- _GIVEN ENTRIES_
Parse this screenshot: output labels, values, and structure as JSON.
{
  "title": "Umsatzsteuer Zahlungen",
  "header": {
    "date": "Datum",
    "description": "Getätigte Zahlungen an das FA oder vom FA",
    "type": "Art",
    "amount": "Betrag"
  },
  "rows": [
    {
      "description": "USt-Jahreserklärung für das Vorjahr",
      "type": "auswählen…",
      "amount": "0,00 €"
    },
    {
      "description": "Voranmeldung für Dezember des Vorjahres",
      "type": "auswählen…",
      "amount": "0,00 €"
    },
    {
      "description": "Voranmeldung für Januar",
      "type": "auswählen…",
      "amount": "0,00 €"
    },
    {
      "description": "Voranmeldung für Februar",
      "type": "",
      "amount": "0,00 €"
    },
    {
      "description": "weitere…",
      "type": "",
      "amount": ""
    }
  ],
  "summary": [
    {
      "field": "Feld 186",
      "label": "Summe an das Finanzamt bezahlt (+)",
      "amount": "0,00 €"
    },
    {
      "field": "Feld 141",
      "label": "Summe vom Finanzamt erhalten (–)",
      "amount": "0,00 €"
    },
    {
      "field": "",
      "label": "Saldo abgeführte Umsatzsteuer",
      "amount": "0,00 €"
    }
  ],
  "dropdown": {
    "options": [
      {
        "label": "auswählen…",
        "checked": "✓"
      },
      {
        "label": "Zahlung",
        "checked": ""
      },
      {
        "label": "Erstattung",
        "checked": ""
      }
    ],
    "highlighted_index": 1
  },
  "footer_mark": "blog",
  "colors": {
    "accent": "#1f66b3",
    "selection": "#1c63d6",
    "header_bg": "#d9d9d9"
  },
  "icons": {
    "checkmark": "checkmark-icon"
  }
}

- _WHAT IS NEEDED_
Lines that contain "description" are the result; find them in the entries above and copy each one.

- _RESULT FOR THIS EXERCISE_
    "description": "Getätigte Zahlungen an das FA oder vom FA",
      "description": "USt-Jahreserklärung für das Vorjahr",
      "description": "Voranmeldung für Dezember des Vorjahres",
      "description": "Voranmeldung für Januar",
      "description": "Voranmeldung für Februar",
      "description": "weitere…",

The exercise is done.